THE PROBLEM :: Search the data for the word "true" and copy every line where it occurs.

DATA LISTING ::
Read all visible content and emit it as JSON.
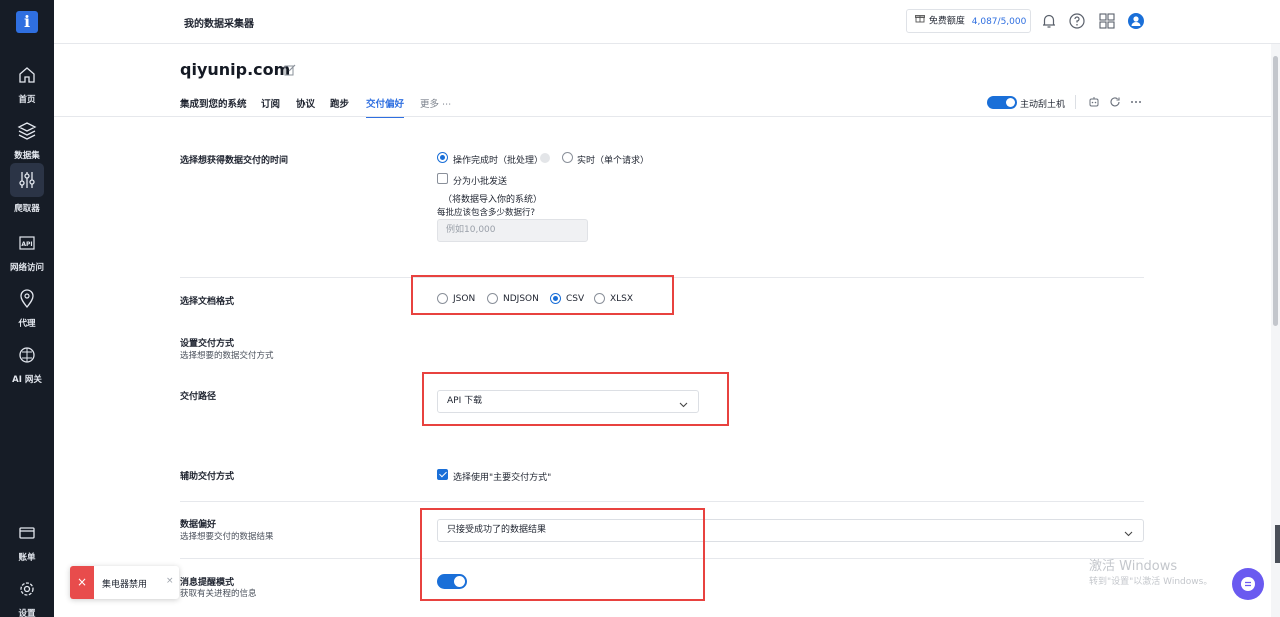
{
  "sidebar": {
    "logo": "i",
    "items": [
      {
        "label": "首页",
        "icon": "home-icon"
      },
      {
        "label": "数据集",
        "icon": "layers-icon"
      },
      {
        "label": "爬取器",
        "icon": "sliders-icon",
        "active": true
      },
      {
        "label": "网络访问",
        "icon": "api-icon"
      },
      {
        "label": "代理",
        "icon": "location-pin-icon"
      },
      {
        "label": "AI 网关",
        "icon": "brain-icon"
      },
      {
        "label": "账单",
        "icon": "card-icon"
      },
      {
        "label": "设置",
        "icon": "gear-icon"
      }
    ]
  },
  "header": {
    "title": "我的数据采集器",
    "quota_label": "免费额度",
    "quota_value": "4,087/5,000"
  },
  "page": {
    "domain": "qiyunip.com",
    "tabs": [
      "集成到您的系统",
      "订阅",
      "协议",
      "跑步",
      "交付偏好",
      "更多 ⋯"
    ],
    "active_tab": "交付偏好",
    "toggle_label": "主动刮土机"
  },
  "form": {
    "delivery_time": {
      "label": "选择想获得数据交付的时间",
      "option_batch": "操作完成时（批处理）",
      "option_realtime": "实时（单个请求）",
      "split_label": "分为小批发送",
      "split_note": "（将数据导入你的系统）",
      "rows_question": "每批应该包含多少数据行?",
      "rows_placeholder": "例如10,000"
    },
    "format": {
      "label": "选择文档格式",
      "options": [
        "JSON",
        "NDJSON",
        "CSV",
        "XLSX"
      ],
      "selected": "CSV"
    },
    "delivery_method": {
      "label": "设置交付方式",
      "sublabel": "选择想要的数据交付方式"
    },
    "delivery_path": {
      "label": "交付路径",
      "value": "API 下载"
    },
    "secondary": {
      "label": "辅助交付方式",
      "checkbox_label": "选择使用\"主要交付方式\""
    },
    "data_pref": {
      "label": "数据偏好",
      "sublabel": "选择想要交付的数据结果",
      "value": "只接受成功了的数据结果"
    },
    "notify": {
      "label": "消息提醒模式",
      "sublabel": "获取有关进程的信息",
      "enabled": true
    }
  },
  "toast": {
    "text": "集电器禁用",
    "close": "×"
  },
  "watermark": {
    "line1": "激活 Windows",
    "line2": "转到\"设置\"以激活 Windows。"
  },
  "colors": {
    "accent": "#1a6fd8",
    "sidebar_bg": "#161c26",
    "annotation_red": "#e8423f"
  }
}
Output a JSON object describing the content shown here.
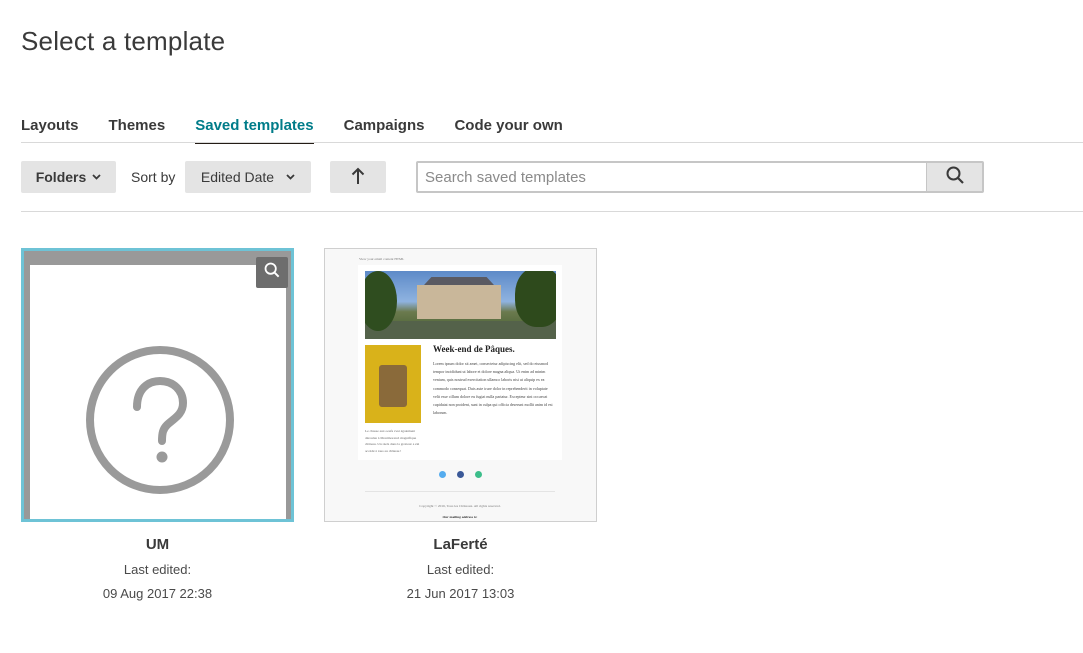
{
  "page": {
    "title": "Select a template"
  },
  "tabs": [
    {
      "label": "Layouts",
      "active": false
    },
    {
      "label": "Themes",
      "active": false
    },
    {
      "label": "Saved templates",
      "active": true
    },
    {
      "label": "Campaigns",
      "active": false
    },
    {
      "label": "Code your own",
      "active": false
    }
  ],
  "toolbar": {
    "folders_label": "Folders",
    "sort_by_label": "Sort by",
    "sort_value": "Edited Date",
    "sort_direction_icon": "arrow-up-icon",
    "search_placeholder": "Search saved templates",
    "search_icon": "search-icon"
  },
  "templates": [
    {
      "name": "UM",
      "meta": "Last edited:",
      "date": "09 Aug 2017 22:38",
      "thumbnail": "question-mark-icon",
      "selected": true
    },
    {
      "name": "LaFerté",
      "meta": "Last edited:",
      "date": "21 Jun 2017 13:03",
      "thumbnail": "email-preview",
      "selected": false,
      "preview": {
        "top_link": "View your email content HTML",
        "heading": "Week-end de Pâques.",
        "body": "Lorem ipsum dolor sit amet, consectetur adipiscing elit, sed do eiusmod tempor incididunt ut labore et dolore magna aliqua. Ut enim ad minim veniam, quis nostrud exercitation ullamco laboris nisi ut aliquip ex ea commodo consequat. Duis aute irure dolor in reprehenderit in voluptate velit esse cillum dolore eu fugiat nulla pariatur. Excepteur sint occaecat cupidatat non proident, sunt in culpa qui officia deserunt mollit anim id est laborum.",
        "caption": "Le chasse aux oeufs s'est également déroulée à Montmorenci magnifique château. Un réels dans la grotteur a été accédé à tous au château !",
        "copyright": "Copyright © 2016, Tous les Châteaux. All rights reserved.",
        "address": "Our mailing address is:"
      }
    }
  ],
  "colors": {
    "accent": "#007c89",
    "selected_border": "#6ec3d6",
    "button_bg": "#e4e4e4"
  }
}
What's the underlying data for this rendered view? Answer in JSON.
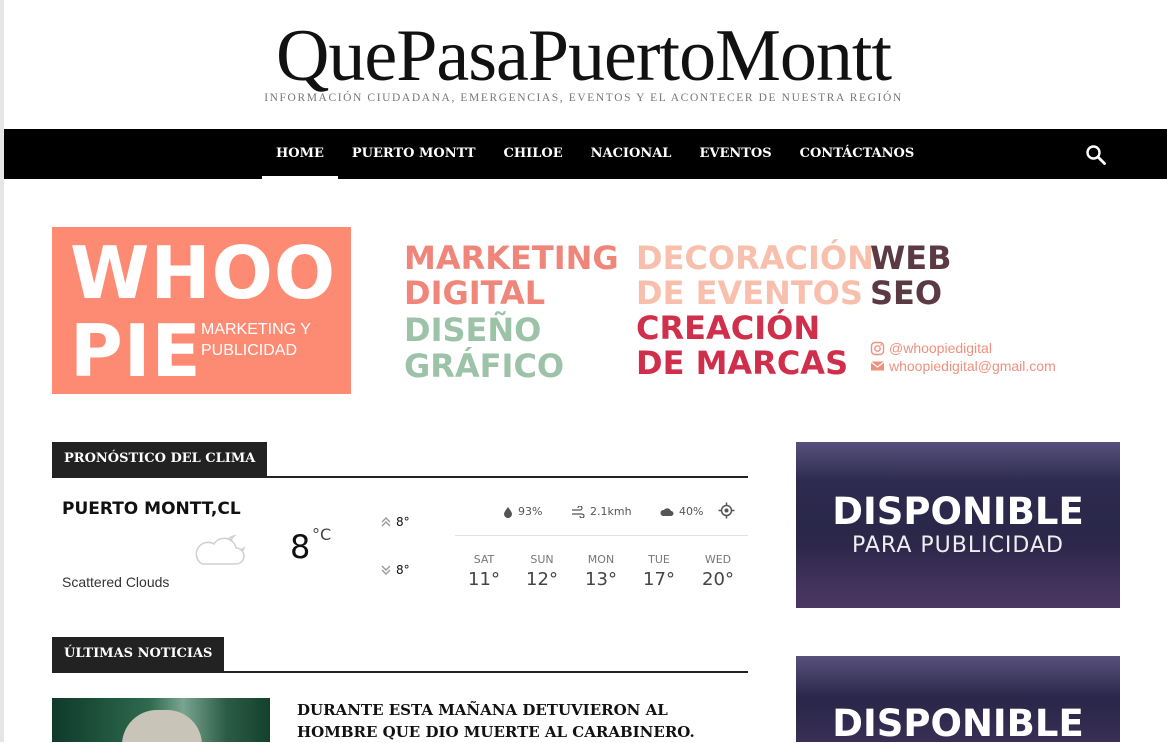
{
  "site": {
    "title": "QuePasaPuertoMontt",
    "tagline": "INFORMACIÓN CIUDADANA, EMERGENCIAS, EVENTOS Y EL ACONTECER DE NUESTRA REGIÓN"
  },
  "nav": {
    "items": [
      {
        "label": "HOME",
        "active": true
      },
      {
        "label": "PUERTO MONTT"
      },
      {
        "label": "CHILOE"
      },
      {
        "label": "NACIONAL"
      },
      {
        "label": "EVENTOS"
      },
      {
        "label": "CONTÁCTANOS"
      }
    ],
    "search_icon": "search-icon"
  },
  "banner": {
    "brand_line1": "WHOO",
    "brand_line2": "PIE",
    "brand_sub_line1": "MARKETING Y",
    "brand_sub_line2": "PUBLICIDAD",
    "marketing_line1": "MARKETING",
    "marketing_line2": "DIGITAL",
    "diseno_line1": "DISEÑO",
    "diseno_line2": "GRÁFICO",
    "decoracion_line1": "DECORACIÓN",
    "decoracion_line2": "DE EVENTOS",
    "creacion_line1": "CREACIÓN",
    "creacion_line2": "DE MARCAS",
    "web": "WEB",
    "seo": "SEO",
    "instagram": "@whoopiedigital",
    "email": "whoopiedigital@gmail.com",
    "colors": {
      "brand_bg": "#fd8b74",
      "marketing": "#f0857a",
      "diseno": "#9cc2a8",
      "decoracion": "#f8c0ac",
      "creacion": "#cf2f4b",
      "web_seo": "#5b3a44"
    }
  },
  "weather": {
    "section_title": "PRONÓSTICO DEL CLIMA",
    "city": "PUERTO MONTT,CL",
    "description": "Scattered Clouds",
    "temp": "8",
    "unit": "°C",
    "high": "8°",
    "low": "8°",
    "humidity": "93%",
    "wind": "2.1kmh",
    "clouds": "40%",
    "forecast": [
      {
        "day": "SAT",
        "temp": "11°"
      },
      {
        "day": "SUN",
        "temp": "12°"
      },
      {
        "day": "MON",
        "temp": "13°"
      },
      {
        "day": "TUE",
        "temp": "17°"
      },
      {
        "day": "WED",
        "temp": "20°"
      }
    ]
  },
  "sidebar_ads": [
    {
      "title": "DISPONIBLE",
      "subtitle": "PARA PUBLICIDAD"
    },
    {
      "title": "DISPONIBLE"
    }
  ],
  "news": {
    "section_title": "ÚLTIMAS NOTICIAS",
    "items": [
      {
        "title": "DURANTE ESTA MAÑANA DETUVIERON AL HOMBRE QUE DIO MUERTE AL CARABINERO."
      }
    ]
  }
}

REPLY TO THE EXERCISE ::
        "active": true
      "enabled": true
      "active": true
      "selected": true
        "active": true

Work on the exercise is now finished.